Humans have an odd tendency to form opinions, often times with not enough information and little to no evidence to support their beliefs. That is what I have unfortunately done with this Monroe project. When selecting the topic of “Antibiotic Use in Agricultural Livestock,” I already had a semi-formed opinion on the subject before I had even read a single article! A research sin! Fortunately I am beginning to reach a more educated, well-informed opinion that is still shifting and bending with each new piece of information. Going into this project my conclusions were black and white. Giving cows antibiotics to make them fat is bad. Just about the roughest conclusion anyone could make. My research is proving (as any research should) that the issue is far from that simple of an idea. The biggest realization that I have come to so far is that agriculture is a business.
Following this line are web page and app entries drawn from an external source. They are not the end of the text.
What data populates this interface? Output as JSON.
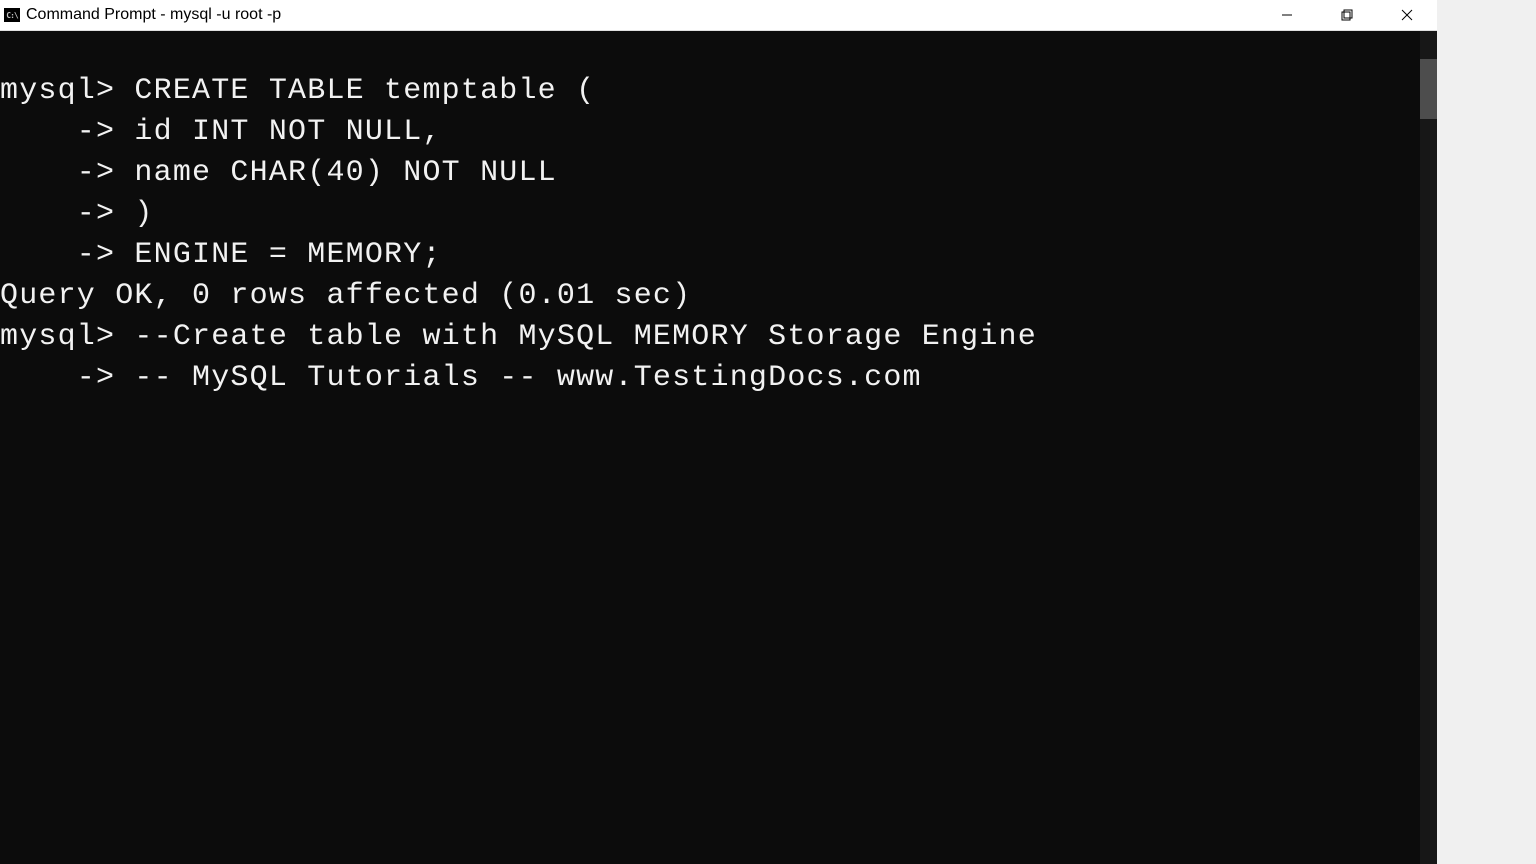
{
  "window": {
    "title": "Command Prompt - mysql  -u root -p",
    "icon_label": "cmd-icon"
  },
  "terminal": {
    "lines": [
      "mysql> CREATE TABLE temptable (",
      "    -> id INT NOT NULL,",
      "    -> name CHAR(40) NOT NULL",
      "    -> )",
      "    -> ENGINE = MEMORY;",
      "Query OK, 0 rows affected (0.01 sec)",
      "",
      "mysql> --Create table with MySQL MEMORY Storage Engine",
      "    -> -- MySQL Tutorials -- www.TestingDocs.com"
    ]
  }
}
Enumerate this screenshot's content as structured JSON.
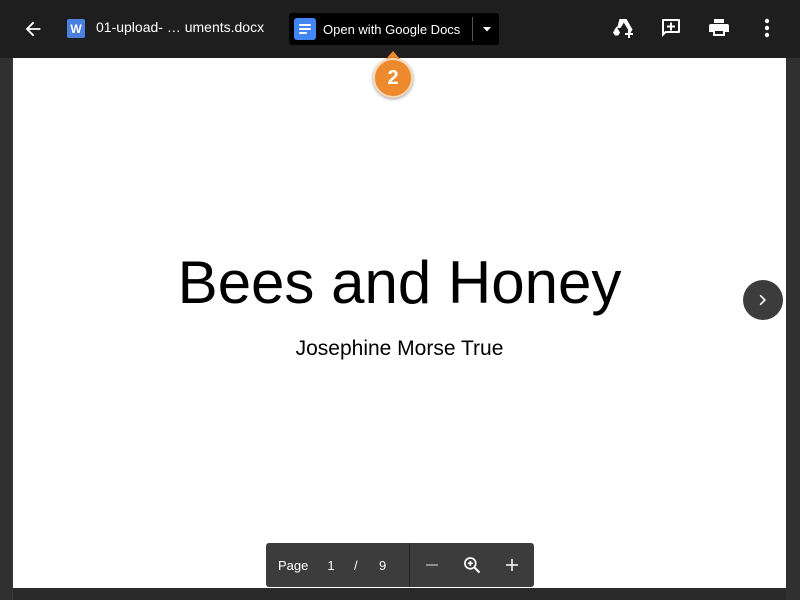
{
  "header": {
    "file_name": "01-upload- … uments.docx",
    "file_type_letter": "W",
    "open_with_label": "Open with Google Docs",
    "icons": [
      "back-arrow-icon",
      "word-file-icon",
      "google-docs-icon",
      "dropdown-caret-icon",
      "add-to-drive-icon",
      "add-comment-icon",
      "print-icon",
      "more-vert-icon"
    ]
  },
  "step_badge": {
    "number": "2",
    "color": "#ee8a2e"
  },
  "document": {
    "title": "Bees and Honey",
    "author": "Josephine Morse True"
  },
  "pager": {
    "label": "Page",
    "current": "1",
    "separator": "/",
    "total": "9"
  },
  "colors": {
    "docs_blue": "#4285f4",
    "word_blue": "#4a7fe0",
    "toolbar_bg": "#1e1e1e"
  }
}
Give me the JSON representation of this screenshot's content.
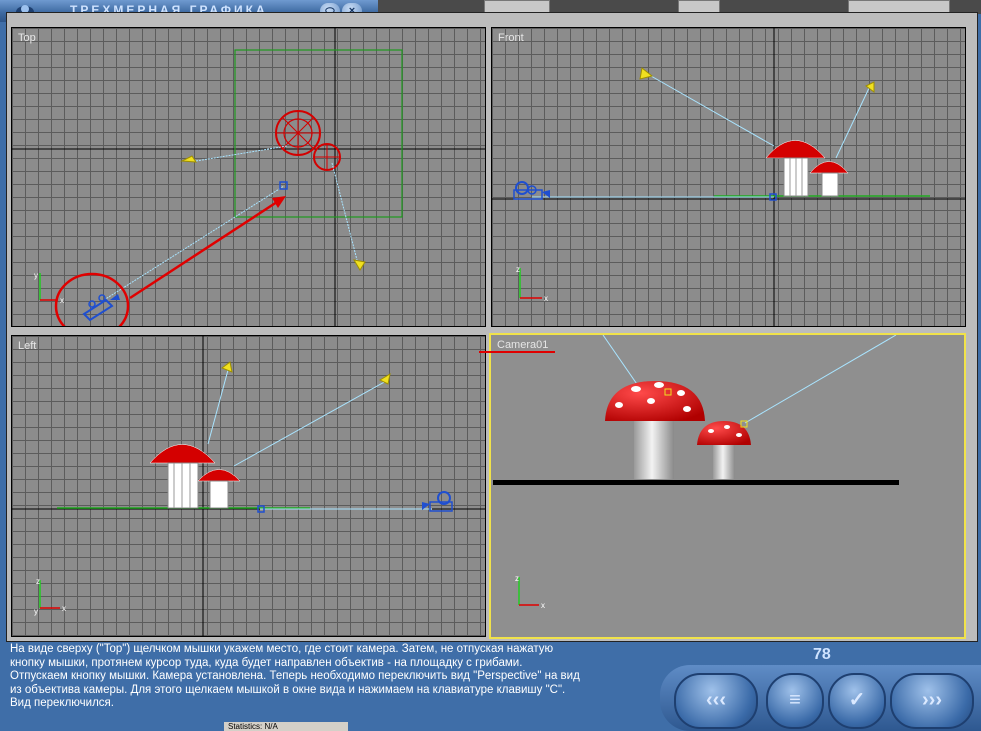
{
  "window": {
    "title": "ТРЕХМЕРНАЯ ГРАФИКА",
    "minimize_glyph": "⬭",
    "close_glyph": "×",
    "icon": "app-logo-icon"
  },
  "viewports": {
    "top": {
      "label": "Top"
    },
    "front": {
      "label": "Front"
    },
    "left": {
      "label": "Left"
    },
    "camera": {
      "label": "Camera01"
    }
  },
  "axis_labels": {
    "x": "x",
    "y": "y",
    "z": "z"
  },
  "instruction": {
    "line1": "На виде сверху (\"Top\") щелчком мышки укажем место, где стоит камера. Затем, не отпуская нажатую",
    "line2": "кнопку мышки, протянем курсор туда, куда будет направлен объектив - на площадку с грибами.",
    "line3": "Отпускаем кнопку мышки. Камера установлена. Теперь необходимо переключить вид \"Perspective\" на вид",
    "line4": "из объектива камеры. Для этого щелкаем мышкой в окне вида и нажимаем на клавиатуре клавишу \"C\".",
    "line5": "Вид переключился."
  },
  "page_number": "78",
  "nav": {
    "prev_glyph": "‹‹‹",
    "menu_glyph": "≡",
    "ok_glyph": "✓",
    "next_glyph": "›››"
  },
  "statusbar": {
    "text": "Statistics: N/A"
  },
  "colors": {
    "panel": "#3f6ea8",
    "viewport_bg": "#8c8c8c",
    "grid": "#5c5c5c",
    "active_border": "#f0e24a",
    "annotation_red": "#e00000",
    "mushroom_red": "#d40000",
    "camera_blue": "#1f4fd0",
    "light_yellow": "#f0e020",
    "ground_green": "#22aa22"
  }
}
It follows the rules of economics. From the farmer’s perspective, it is in his best interest to make the product, meat, milk or eggs for example, at the lowest possible cost. Antibiotics are proven to lower the costs and increase the profits of meat producers. To demonstrate this economic point, imagine a theoretical herd of dairy cows. The cows are in direct contact with each other, sharing food and water, waste, and the air. The farmer observes Cow 1 has decreased milk production and is persistently coughing. A vet consultation reveals Cow 1 has a bacterial infection. His entire herd is now at risk of become sick, having lower milk outputs, causing possible miscarriages of future calves, and risking his own livelihood. It is in his best interest to put ALL his cows on a low dose of antibiotics, even if they show no signs of illness, to protect them from acquiring the infection of Cow 1 in the first place. The one time cost of the drugs would prevent other cows from falling ill and suffering, reduce the risk of losing calves, keep milk production high, and would be far lower than the theoretical costs if more cows fell ill. It was the economic, and frankly ethical choice to keep his cows healthy. This is where the question of antibiotic use in agriculture becomes complicated. Clearly, farmers have incentives to give their animals antibiotics, whether for treatment of illness, prevention of illness, and/or to keep production high. On the other hand, public health officials have concerns over the human health costs of such antibiotic use. What is the impact on humans? Is there a significant enough threat of resistance spillover between livestock and humans that changes should be made? Or is the animal resistance reservoir negligible? These are just some of the questions I hope to find answers to as I continue with my research. I just have to remember the answers are never black and white.
I am conducting a comprehensive analysis of current literature on the use of antibiotics and hormones in agricultural livestock in order to understand the effects that antibiotics and hormones have on the consumers of meat products in order to evaluate current United States’ legislation and restriction on the practice as well as if changes should be made to policies. It would also include a comparison of current United States’ legislation and regulations to that of the European Union, which has banned the use of antibiotics and hormones in livestock for the purpose of growth. I am looking forward to conduct this research project because it combines my academic interests of epidemiology and public health as well as exploring the area of public policy. I was encouraged to pursue this project after taking “Emerging Diseases” with Dr. Beverly Sher during the Fall semester. I hope that upon completing this project I will have developed an understanding of how antibiotic and hormone use in livestock is affecting the United States’ population mainly from a public health perspective.